Task material.
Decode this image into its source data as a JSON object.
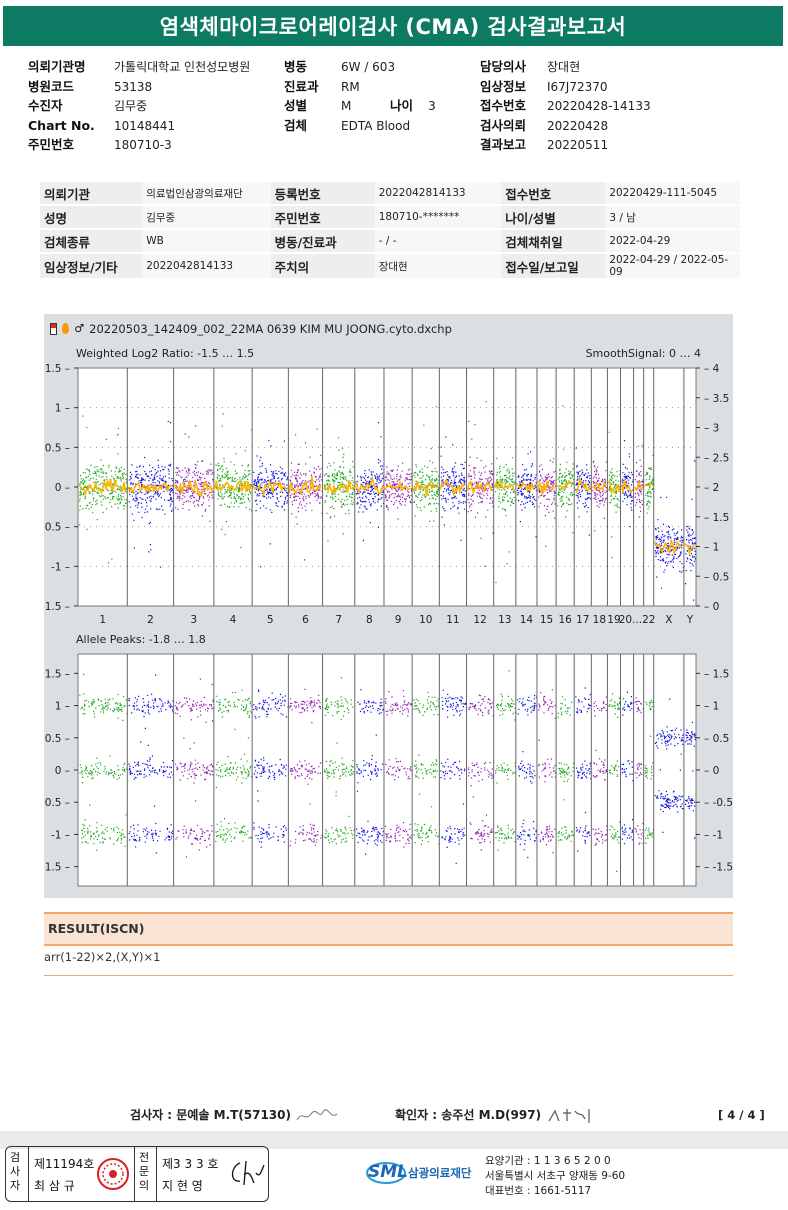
{
  "title": "염색체마이크로어레이검사 (CMA) 검사결과보고서",
  "header_left": [
    {
      "label": "의뢰기관명",
      "value": "가톨릭대학교 인천성모병원"
    },
    {
      "label": "병원코드",
      "value": "53138"
    },
    {
      "label": "수진자",
      "value": "김무중"
    },
    {
      "label": "Chart No.",
      "value": "10148441"
    },
    {
      "label": "주민번호",
      "value": "180710-3"
    }
  ],
  "header_mid": [
    {
      "label": "병동",
      "value": "6W / 603"
    },
    {
      "label": "진료과",
      "value": "RM"
    },
    {
      "label": "성별",
      "value": "M"
    },
    {
      "label": "검체",
      "value": "EDTA Blood"
    }
  ],
  "age": {
    "label": "나이",
    "value": "3"
  },
  "header_right": [
    {
      "label": "담당의사",
      "value": "장대현"
    },
    {
      "label": "임상정보",
      "value": "I67J72370"
    },
    {
      "label": "접수번호",
      "value": "20220428-14133"
    },
    {
      "label": "검사의뢰",
      "value": "20220428"
    },
    {
      "label": "결과보고",
      "value": "20220511"
    }
  ],
  "patient_table": [
    [
      {
        "label": "의뢰기관",
        "value": "의료법인삼광의료재단"
      },
      {
        "label": "등록번호",
        "value": "2022042814133"
      },
      {
        "label": "접수번호",
        "value": "20220429-111-5045"
      }
    ],
    [
      {
        "label": "성명",
        "value": "김무중"
      },
      {
        "label": "주민번호",
        "value": "180710-*******"
      },
      {
        "label": "나이/성별",
        "value": "3 / 남"
      }
    ],
    [
      {
        "label": "검체종류",
        "value": "WB"
      },
      {
        "label": "병동/진료과",
        "value": "- / -"
      },
      {
        "label": "검체채취일",
        "value": "2022-04-29"
      }
    ],
    [
      {
        "label": "임상정보/기타",
        "value": "2022042814133"
      },
      {
        "label": "주치의",
        "value": "장대현"
      },
      {
        "label": "접수일/보고일",
        "value": "2022-04-29 / 2022-05-09"
      }
    ]
  ],
  "chart_file": "20220503_142409_002_22MA 0639 KIM MU JOONG.cyto.dxchp",
  "chart_data": [
    {
      "type": "scatter",
      "title": "Weighted Log2 Ratio: -1.5 … 1.5",
      "right_title": "SmoothSignal: 0 … 4",
      "ylim": [
        -1.5,
        1.5
      ],
      "y_ticks": [
        "1.5",
        "1",
        "0.5",
        "0",
        "-0.5",
        "-1",
        "-1.5"
      ],
      "y2lim": [
        0,
        4
      ],
      "y2_ticks": [
        "4",
        "3.5",
        "3",
        "2.5",
        "2",
        "1.5",
        "1",
        "0.5",
        "0"
      ],
      "categories": [
        "1",
        "2",
        "3",
        "4",
        "5",
        "6",
        "7",
        "8",
        "9",
        "10",
        "11",
        "12",
        "13",
        "14",
        "15",
        "16",
        "17",
        "18",
        "19",
        "20",
        "21",
        "22",
        "X",
        "Y"
      ],
      "x_labels": [
        "1",
        "2",
        "3",
        "4",
        "5",
        "6",
        "7",
        "8",
        "9",
        "10",
        "11",
        "12",
        "13",
        "14",
        "15",
        "16",
        "17",
        "18",
        "19",
        "20...22",
        "X",
        "Y"
      ],
      "smooth_signal": [
        2,
        2,
        2,
        2,
        2,
        2,
        2,
        2,
        2,
        2,
        2,
        2,
        2,
        2,
        2,
        2,
        2,
        2,
        2,
        2,
        2,
        2,
        1,
        1
      ],
      "log2_center": [
        0,
        0,
        0,
        0,
        0,
        0,
        0,
        0,
        0,
        0,
        0,
        0,
        0,
        0,
        0,
        0,
        0,
        0,
        0,
        0,
        0,
        0,
        -0.75,
        -0.75
      ]
    },
    {
      "type": "scatter",
      "title": "Allele Peaks: -1.8 … 1.8",
      "ylim": [
        -1.8,
        1.8
      ],
      "y_ticks": [
        "1.5",
        "1",
        "0.5",
        "0",
        "-0.5",
        "-1",
        "-1.5"
      ],
      "y2_ticks": [
        "1.5",
        "1",
        "0.5",
        "0",
        "-0.5",
        "-1",
        "-1.5"
      ],
      "autosome_peaks": [
        1.0,
        0,
        -1.0
      ],
      "x_peaks": [
        0.5,
        -0.5
      ]
    }
  ],
  "colors": {
    "chr_a": "#1aa51a",
    "chr_b": "#1010e0",
    "chr_c": "#8e1fb0",
    "smooth": "#ffb400",
    "title_bar": "#0d7a64"
  },
  "result": {
    "heading": "RESULT(ISCN)",
    "text": "arr(1-22)×2,(X,Y)×1"
  },
  "signatures": {
    "tester": "검사자 : 문예솔 M.T(57130)",
    "confirmer": "확인자 : 송주선 M.D(997)",
    "page": "[ 4 / 4 ]"
  },
  "stamp": {
    "col1": "검사자",
    "col1_no": "제11194호",
    "col1_name": "최 삼 규",
    "col2": "전문의",
    "col2_no": "제3 3 3 호",
    "col2_name": "지 현 영"
  },
  "org": {
    "logo": "SML",
    "name": "삼광의료재단",
    "line1": "요양기관 : 1 1 3 6 5 2 0 0",
    "line2": "서울특별시 서초구 양재동 9-60",
    "line3": "대표번호 : 1661-5117"
  }
}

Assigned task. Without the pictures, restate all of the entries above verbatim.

Solution below.
Decode this image into its source data as a JSON object.
{
  "title": "염색체마이크로어레이검사 (CMA) 검사결과보고서",
  "header_left": [
    {
      "label": "의뢰기관명",
      "value": "가톨릭대학교 인천성모병원"
    },
    {
      "label": "병원코드",
      "value": "53138"
    },
    {
      "label": "수진자",
      "value": "김무중"
    },
    {
      "label": "Chart No.",
      "value": "10148441"
    },
    {
      "label": "주민번호",
      "value": "180710-3"
    }
  ],
  "header_mid": [
    {
      "label": "병동",
      "value": "6W / 603"
    },
    {
      "label": "진료과",
      "value": "RM"
    },
    {
      "label": "성별",
      "value": "M"
    },
    {
      "label": "검체",
      "value": "EDTA Blood"
    }
  ],
  "age": {
    "label": "나이",
    "value": "3"
  },
  "header_right": [
    {
      "label": "담당의사",
      "value": "장대현"
    },
    {
      "label": "임상정보",
      "value": "I67J72370"
    },
    {
      "label": "접수번호",
      "value": "20220428-14133"
    },
    {
      "label": "검사의뢰",
      "value": "20220428"
    },
    {
      "label": "결과보고",
      "value": "20220511"
    }
  ],
  "patient_table": [
    [
      {
        "label": "의뢰기관",
        "value": "의료법인삼광의료재단"
      },
      {
        "label": "등록번호",
        "value": "2022042814133"
      },
      {
        "label": "접수번호",
        "value": "20220429-111-5045"
      }
    ],
    [
      {
        "label": "성명",
        "value": "김무중"
      },
      {
        "label": "주민번호",
        "value": "180710-*******"
      },
      {
        "label": "나이/성별",
        "value": "3 / 남"
      }
    ],
    [
      {
        "label": "검체종류",
        "value": "WB"
      },
      {
        "label": "병동/진료과",
        "value": "- / -"
      },
      {
        "label": "검체채취일",
        "value": "2022-04-29"
      }
    ],
    [
      {
        "label": "임상정보/기타",
        "value": "2022042814133"
      },
      {
        "label": "주치의",
        "value": "장대현"
      },
      {
        "label": "접수일/보고일",
        "value": "2022-04-29 / 2022-05-09"
      }
    ]
  ],
  "chart_file": "20220503_142409_002_22MA 0639 KIM MU JOONG.cyto.dxchp",
  "chart_data": [
    {
      "type": "scatter",
      "title": "Weighted Log2 Ratio: -1.5 … 1.5",
      "right_title": "SmoothSignal: 0 … 4",
      "ylim": [
        -1.5,
        1.5
      ],
      "y_ticks": [
        "1.5",
        "1",
        "0.5",
        "0",
        "-0.5",
        "-1",
        "-1.5"
      ],
      "y2lim": [
        0,
        4
      ],
      "y2_ticks": [
        "4",
        "3.5",
        "3",
        "2.5",
        "2",
        "1.5",
        "1",
        "0.5",
        "0"
      ],
      "categories": [
        "1",
        "2",
        "3",
        "4",
        "5",
        "6",
        "7",
        "8",
        "9",
        "10",
        "11",
        "12",
        "13",
        "14",
        "15",
        "16",
        "17",
        "18",
        "19",
        "20",
        "21",
        "22",
        "X",
        "Y"
      ],
      "x_labels": [
        "1",
        "2",
        "3",
        "4",
        "5",
        "6",
        "7",
        "8",
        "9",
        "10",
        "11",
        "12",
        "13",
        "14",
        "15",
        "16",
        "17",
        "18",
        "19",
        "20...22",
        "X",
        "Y"
      ],
      "smooth_signal": [
        2,
        2,
        2,
        2,
        2,
        2,
        2,
        2,
        2,
        2,
        2,
        2,
        2,
        2,
        2,
        2,
        2,
        2,
        2,
        2,
        2,
        2,
        1,
        1
      ],
      "log2_center": [
        0,
        0,
        0,
        0,
        0,
        0,
        0,
        0,
        0,
        0,
        0,
        0,
        0,
        0,
        0,
        0,
        0,
        0,
        0,
        0,
        0,
        0,
        -0.75,
        -0.75
      ]
    },
    {
      "type": "scatter",
      "title": "Allele Peaks: -1.8 … 1.8",
      "ylim": [
        -1.8,
        1.8
      ],
      "y_ticks": [
        "1.5",
        "1",
        "0.5",
        "0",
        "-0.5",
        "-1",
        "-1.5"
      ],
      "y2_ticks": [
        "1.5",
        "1",
        "0.5",
        "0",
        "-0.5",
        "-1",
        "-1.5"
      ],
      "autosome_peaks": [
        1.0,
        0,
        -1.0
      ],
      "x_peaks": [
        0.5,
        -0.5
      ]
    }
  ],
  "colors": {
    "chr_a": "#1aa51a",
    "chr_b": "#1010e0",
    "chr_c": "#8e1fb0",
    "smooth": "#ffb400",
    "title_bar": "#0d7a64"
  },
  "result": {
    "heading": "RESULT(ISCN)",
    "text": "arr(1-22)×2,(X,Y)×1"
  },
  "signatures": {
    "tester": "검사자 : 문예솔 M.T(57130)",
    "confirmer": "확인자 : 송주선 M.D(997)",
    "page": "[ 4 / 4 ]"
  },
  "stamp": {
    "col1": "검사자",
    "col1_no": "제11194호",
    "col1_name": "최 삼 규",
    "col2": "전문의",
    "col2_no": "제3 3 3 호",
    "col2_name": "지 현 영"
  },
  "org": {
    "logo": "SML",
    "name": "삼광의료재단",
    "line1": "요양기관 : 1 1 3 6 5 2 0 0",
    "line2": "서울특별시 서초구 양재동 9-60",
    "line3": "대표번호 : 1661-5117"
  }
}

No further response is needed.